18.3 eDirectory and SNMP

eDirectory can store and manage millions of objects, such as users, applications, network devices, and data. With the increase in objects, the need to track down the additions and modifications to the eDirectory increases. SNMP renders a solution to this problem by helping you monitor eDirectory servers and thus keep track of the changes.

18.3.1 Benefits of SNMP Instrumentation on eDirectory

  • Real time monitoring for an eDirectory server

  • Monitoring of eDirectory from any third party SNMP MIB browser

  • Tracking the status of eDirectory to verify normal operations

  • Spotting and reacting to potential problems once they are detected

  • Configuring traps and statistics for selective monitoring

  • Plotting a trend on the access of eDirectory

  • Storing and analyzing historical data that has been obtained through SNMP

  • SNMP Get, GetNext request support for statistics

  • Using SNMP native master agent on all the platform

18.3.2 Understanding How SNMP Works with eDirectory

SNMP implementation on eDirectory provides useful eDirectory information on statistics on the accesses, operations, errors, and cache performance. Traps on the occurrence of events can also be sent with SNMP implementation. Traps and statistics are defined in the MIB.

NOTE:You might have to access the encrypted attributes only over a secure channel, if you have specified that you always need a secure channel to access these attributes. For more information, refer to Section 12.1, Encrypted Attributes.

Directory Service Monitoring MIB

The eDirectory MIB defines statistics and traps to monitor eDirectory. This MIB is assigned the following oid:

iso(1).org(3).dod(6).internet(1).private(4).enterprises(1).novell(23).mibDoc(2).ndsMIB(98)

Statistics

The eDirectory MIB is divided into four distinct tables of managed objects:

  • The Cache Database Statistics Table - ndsDbCacheTable: Contains a description of the directory servers as well as summary statistics on the entries cached by these servers.

  • The Config Database Statistics Table - ndsDbConfigTable: Contains a description of the directory servers as well as summary statistics on the entries configured by these servers.

  • The Protocol Statistics Table - ndsProtoIfOpsTable: Provides summary statistics on the accesses, operations, and errors for each application protocol interface of a directory server.

  • The Interaction Statistics Table - ndsServerIntTable: Keeps track of the last “N” directory server with which the monitored directory has interacted or attempted to interact. “N” is a locally defined constant.

NOTE:For more information on statistics, see Statistics.

Traps - ndsTrapVariables

The eDirectory MIB defines 119 traps.

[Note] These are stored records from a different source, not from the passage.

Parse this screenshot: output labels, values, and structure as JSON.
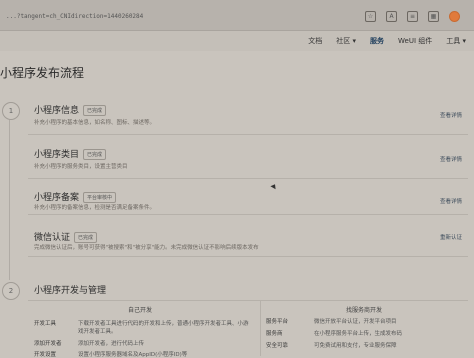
{
  "browser": {
    "url": "...?tangent=ch_CNIdirection=1440260284",
    "icons": [
      "star-icon",
      "font-icon",
      "favorites-icon",
      "apps-icon",
      "profile-icon"
    ]
  },
  "nav": {
    "items": [
      "文档",
      "社区 ▾",
      "服务",
      "WeUI 组件",
      "工具 ▾"
    ]
  },
  "page": {
    "title": "小程序发布流程"
  },
  "steps": [
    {
      "number": "1"
    },
    {
      "number": "2"
    }
  ],
  "cards": [
    {
      "title": "小程序信息",
      "badge": "已完成",
      "desc": "补充小程序的基本信息，如名称、图标、描述等。",
      "link": "查看详情"
    },
    {
      "title": "小程序类目",
      "badge": "已完成",
      "desc": "补充小程序的服务类目，设置主营类目",
      "link": "查看详情"
    },
    {
      "title": "小程序备案",
      "badge": "平台审核中",
      "desc": "补充小程序的备案信息，检测是否满足备案条件。",
      "link": "查看详情"
    },
    {
      "title": "微信认证",
      "badge": "已完成",
      "desc": "完成微信认证后，账号可获得\"被搜索\"和\"被分享\"能力。未完成微信认证不影响后续版本发布",
      "link": "重新认证"
    }
  ],
  "section2": {
    "title": "小程序开发与管理",
    "left_head": "自己开发",
    "right_head": "找服务商开发",
    "left_rows": [
      {
        "label": "开发工具",
        "text": "下载开发者工具进行代码的开发和上传，普通小程序开发者工具、小游戏开发者工具。"
      },
      {
        "label": "添加开发者",
        "text": "添加开发者，进行代码上传"
      },
      {
        "label": "开发设置",
        "text": "设置小程序服务器域名及AppID(小程序ID)等"
      }
    ],
    "right_rows": [
      {
        "label": "服务平台",
        "text": "微信开放平台认证，开发平台项目"
      },
      {
        "label": "服务商",
        "text": "在小程序服务平台上传，生成发布码"
      },
      {
        "label": "安全可靠",
        "text": "可免费试用和支付，专业服务保障"
      }
    ]
  }
}
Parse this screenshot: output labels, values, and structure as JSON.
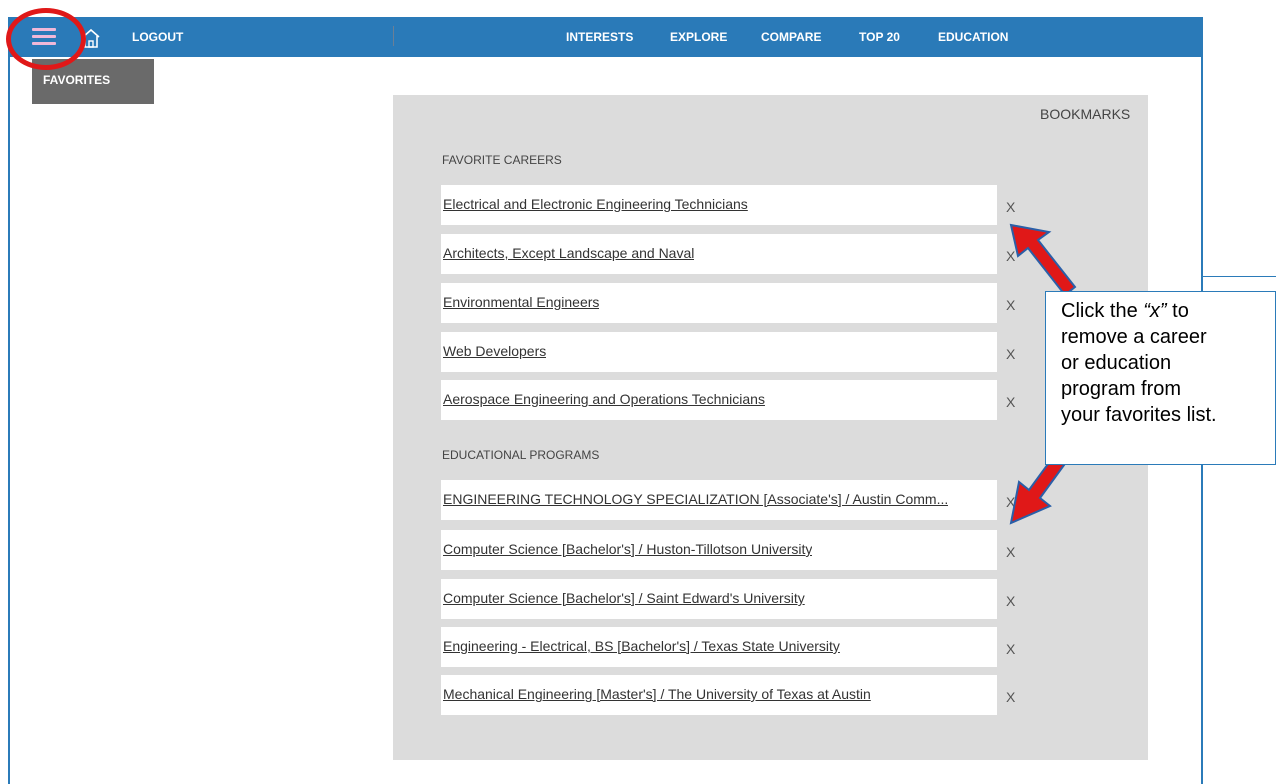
{
  "header": {
    "logout": "LOGOUT",
    "nav": [
      "INTERESTS",
      "EXPLORE",
      "COMPARE",
      "TOP 20",
      "EDUCATION"
    ],
    "favorites_tab": "FAVORITES",
    "menu_icon": "hamburger-menu-icon",
    "home_icon": "home-icon"
  },
  "panel": {
    "bookmarks": "BOOKMARKS",
    "careers_title": "FAVORITE CAREERS",
    "careers": [
      "Electrical and Electronic Engineering Technicians",
      "Architects, Except Landscape and Naval",
      "Environmental Engineers",
      "Web Developers",
      "Aerospace Engineering and Operations Technicians"
    ],
    "programs_title": "EDUCATIONAL PROGRAMS",
    "programs": [
      "ENGINEERING TECHNOLOGY SPECIALIZATION [Associate's] / Austin Comm...",
      "Computer Science [Bachelor's] / Huston-Tillotson University",
      "Computer Science [Bachelor's] / Saint Edward's University",
      "Engineering - Electrical, BS [Bachelor's] / Texas State University",
      "Mechanical Engineering [Master's] / The University of Texas at Austin"
    ],
    "remove_label": "X"
  },
  "annotation": {
    "line1_prefix": "Click the ",
    "line1_em": "“x”",
    "line1_suffix": " to",
    "line2": "remove a career",
    "line3": "or education",
    "line4": "program from",
    "line5": "your favorites list.",
    "circle_color": "#e01818",
    "arrow_color": "#e01818"
  },
  "colors": {
    "topbar": "#2a7ab8",
    "panel": "#dcdcdc",
    "tab": "#6a6a6a"
  }
}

Out of this, 117 traps map to eDirectory events and 2 additional traps ndsServerStart and ndsServerStop are directly generated by the SNMP subagent. These two traps cannot be configured.

NOTE:For more information on traps, see Traps.

For more information on statistics and traps, see edir.mib.

edir.mib is located in the following directories:

  • Windows: install_directory\SNMP
  • Linux: /etc/opt/novell/eDirectory/conf/ndssnmp/

SNMP Group Object

The SNMP group object is used to set up and manage the eDirectory SNMP traps. During installation, an SNMP group object named “SNMP Group - server_name” is created (where server_name is the name of the server on which SNMP services for eDirectory are installed). The SNMP group object is created in the same container as the server object. This SNMP configuration utility is used to configure SNMP traps.

On Windows

To create an SNMP group object, enter the following command:

rundll32 snmpinst, snmpinst -c <createobj> -a <userFDN> -p <password> -h <hostname or IP address>

Parameter

Description

-c <createobj>

Trap command that specifies the creation of an object.

-a <userFDN>

Fully distinguished name of a user having administrative rights

-p <password>

userFDN password for authentication

-h <hostname or IP address>

DNS host name or IP address

Example:

rundll32 snmpinst, snmpinst -c createobj -a admin.mycontext -p mypassword -h 160.98.146.26

To delete an SNMP group object, enter the following command:

rundll32 snmpinst, snmpinst -c <deleteobj> -a <userFDN> -p <password> -h <hostname or IP address>

See the table above for more information.

Example:

rundll32 snmpinst, snmpinst -c deleteobj -a admin.mycontext -p mypassword -h 160.98.146.26

On Linux

To create an SNMP group object, enter the following command:

ndsconfig add -m <modulename> -a <userFDN>

Example:

ndsconfig add -m snmp -a admin.mycontext